- Integrate physiology and control of equipment such as doors and stimuli
- Build a platform to exactly suit your research needs
All the behaviors
But there is more to behavior, and more and more studies require annotation of specific behavioral events that simply cannot be scored automatically.
That is why the latest version of EthoVision XT offers a Manual Event Recorder (MER). With dramatically improved functionality, this feature adds even more to what was already built in. Before, you could compile a list of behaviors and annotate them only during the acquisition (tracking) phase. Now you can also:
- Score live and offline
- Edit scored events
- Score at reduced speed (frame by frame accuracy)
- Score point events (instances) in addition to behaviors with a duration
- Use scored behaviors for trial and hardware control
Score live or offline and edit events
Previously it was possible to score behaviors only during the acquisition phase, when tracking live. Now, added functionality also allows for manually scoring offline using the video recordings. Edit manually scored events and change the time-stamps, simply by clicking and dragging the scored behavior across the timeline!
Scoring offline enhances scoring accuracy, particularly because you can slow down playback speed.
Point events or behaviors with a duration
Scored behaviors can either have duration (start-stop behavior) or be point events. The latter is useful for behaviors that occur quickly (such as a bite or kick), or for when you only need to know the frequency of occurrence.
Integrated control of equipment based on animal behavior
Trial and hardware control allows you to program and control external hardware devices (e.g., the opening of door or a light or sound cue) based on the behavior of the subject. For example, when the animal is a in a specific zone, or has been inactive for more than 20 seconds, EthoVision XT triggers the hardware device.
This external control can now also be based on manually scored events, when you are scoring live. With this functionality, hardware triggering can occur immediately upon annotating the behavior.
Build your own parameters
Our customers often request to be able to define their own parameters within EthoVision XT. This would indeed be very useful, for example in novel object testing.

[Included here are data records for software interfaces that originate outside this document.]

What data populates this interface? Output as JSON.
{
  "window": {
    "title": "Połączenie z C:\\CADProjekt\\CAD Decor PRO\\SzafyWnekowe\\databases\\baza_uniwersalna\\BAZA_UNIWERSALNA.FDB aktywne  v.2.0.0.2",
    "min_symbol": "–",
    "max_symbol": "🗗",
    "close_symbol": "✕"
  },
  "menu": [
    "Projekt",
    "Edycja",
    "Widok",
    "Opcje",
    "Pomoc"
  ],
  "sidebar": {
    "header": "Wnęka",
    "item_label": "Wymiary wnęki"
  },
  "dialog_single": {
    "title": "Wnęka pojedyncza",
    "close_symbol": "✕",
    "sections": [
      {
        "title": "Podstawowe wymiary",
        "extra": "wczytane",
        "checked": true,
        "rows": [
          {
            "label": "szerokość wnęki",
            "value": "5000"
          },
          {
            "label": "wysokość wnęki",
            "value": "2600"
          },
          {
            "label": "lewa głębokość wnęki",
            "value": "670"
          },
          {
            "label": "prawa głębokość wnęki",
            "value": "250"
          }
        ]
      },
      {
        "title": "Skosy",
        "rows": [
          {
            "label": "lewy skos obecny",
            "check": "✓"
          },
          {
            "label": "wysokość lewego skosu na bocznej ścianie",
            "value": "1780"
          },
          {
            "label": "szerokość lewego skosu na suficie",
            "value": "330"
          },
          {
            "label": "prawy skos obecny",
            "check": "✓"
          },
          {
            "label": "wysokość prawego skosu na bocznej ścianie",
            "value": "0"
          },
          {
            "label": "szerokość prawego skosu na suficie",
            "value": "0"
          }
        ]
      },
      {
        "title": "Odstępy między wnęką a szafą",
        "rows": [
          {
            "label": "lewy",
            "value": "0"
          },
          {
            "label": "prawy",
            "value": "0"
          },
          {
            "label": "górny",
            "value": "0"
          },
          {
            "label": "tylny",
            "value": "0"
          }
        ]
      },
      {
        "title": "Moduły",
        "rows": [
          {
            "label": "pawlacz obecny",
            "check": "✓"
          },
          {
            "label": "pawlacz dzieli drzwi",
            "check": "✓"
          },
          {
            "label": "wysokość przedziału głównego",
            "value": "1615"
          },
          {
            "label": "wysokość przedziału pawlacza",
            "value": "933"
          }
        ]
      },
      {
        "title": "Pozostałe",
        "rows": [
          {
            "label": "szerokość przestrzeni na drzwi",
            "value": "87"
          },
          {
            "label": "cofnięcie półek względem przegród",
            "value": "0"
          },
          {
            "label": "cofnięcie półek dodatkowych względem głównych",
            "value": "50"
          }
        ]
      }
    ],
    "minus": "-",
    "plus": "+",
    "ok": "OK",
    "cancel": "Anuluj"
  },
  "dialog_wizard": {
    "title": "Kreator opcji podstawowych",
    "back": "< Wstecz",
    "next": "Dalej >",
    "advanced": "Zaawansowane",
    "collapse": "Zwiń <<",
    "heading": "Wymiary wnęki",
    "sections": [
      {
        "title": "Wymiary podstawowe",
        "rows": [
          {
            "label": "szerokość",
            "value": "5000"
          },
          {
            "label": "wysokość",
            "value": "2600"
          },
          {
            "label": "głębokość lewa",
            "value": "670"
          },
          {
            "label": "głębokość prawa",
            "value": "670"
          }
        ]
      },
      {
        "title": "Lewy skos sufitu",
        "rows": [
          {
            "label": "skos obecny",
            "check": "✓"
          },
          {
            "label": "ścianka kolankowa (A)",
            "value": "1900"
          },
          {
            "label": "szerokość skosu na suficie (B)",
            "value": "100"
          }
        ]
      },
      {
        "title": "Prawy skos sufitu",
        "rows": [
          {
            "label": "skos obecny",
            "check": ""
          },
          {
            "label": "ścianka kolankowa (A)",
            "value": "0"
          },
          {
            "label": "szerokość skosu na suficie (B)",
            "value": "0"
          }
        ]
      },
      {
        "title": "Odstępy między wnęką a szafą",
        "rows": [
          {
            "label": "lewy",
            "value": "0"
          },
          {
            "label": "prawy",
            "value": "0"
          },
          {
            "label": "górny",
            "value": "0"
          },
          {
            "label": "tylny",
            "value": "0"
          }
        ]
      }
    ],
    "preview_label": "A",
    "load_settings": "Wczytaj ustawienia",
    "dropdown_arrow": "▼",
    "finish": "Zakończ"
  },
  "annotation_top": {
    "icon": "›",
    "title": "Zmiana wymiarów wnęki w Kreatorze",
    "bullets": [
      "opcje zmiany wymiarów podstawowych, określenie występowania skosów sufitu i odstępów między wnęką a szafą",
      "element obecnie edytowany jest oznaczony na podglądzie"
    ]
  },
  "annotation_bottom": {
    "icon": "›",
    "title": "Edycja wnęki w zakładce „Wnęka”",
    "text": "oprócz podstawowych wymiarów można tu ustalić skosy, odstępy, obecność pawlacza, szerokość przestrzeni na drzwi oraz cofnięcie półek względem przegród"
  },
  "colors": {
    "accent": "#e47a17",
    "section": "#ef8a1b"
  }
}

This test often involves using the “proximity” parameter, defined as proximity of the nose point to the objects. But maybe that parameter is not sufficient for object exploration; other parameters, such as animal movement and head direction, can be just as important.
EthoVision XT 13.0 provides a solution: you can now define a multi-condition variable. Continuing with the previous example, this means that you effectively create a new, customized parameter by combining “heading to zone”, “subject is moving”, and “nose-point is in object zone”.
In addition to using existing parameters, you can also combine manually or automatically scored behaviors, hardware events, and external data to create your own variable. This allows for an effective way to automatically measure behavior in more detail.
Ask for custom parameters
Do you feel like you are missing a parameter? If the variables you are interested in are based on the x,y coordinates of the animal, we can build it for you and make it available in your EthoVision XT software.
Compare behavior before and after an event
In stimulus-response scenarios, you are likely interested in comparing the subjects’ behavior before and after the stimulus was presented. The previously introduced feature Free interval analysis is now updated so that you can select a timeframe before a certain event took place as the starting point of your interval selection. This makes it very easy to see how the behavior of the animal changed in reaction to the stimulus.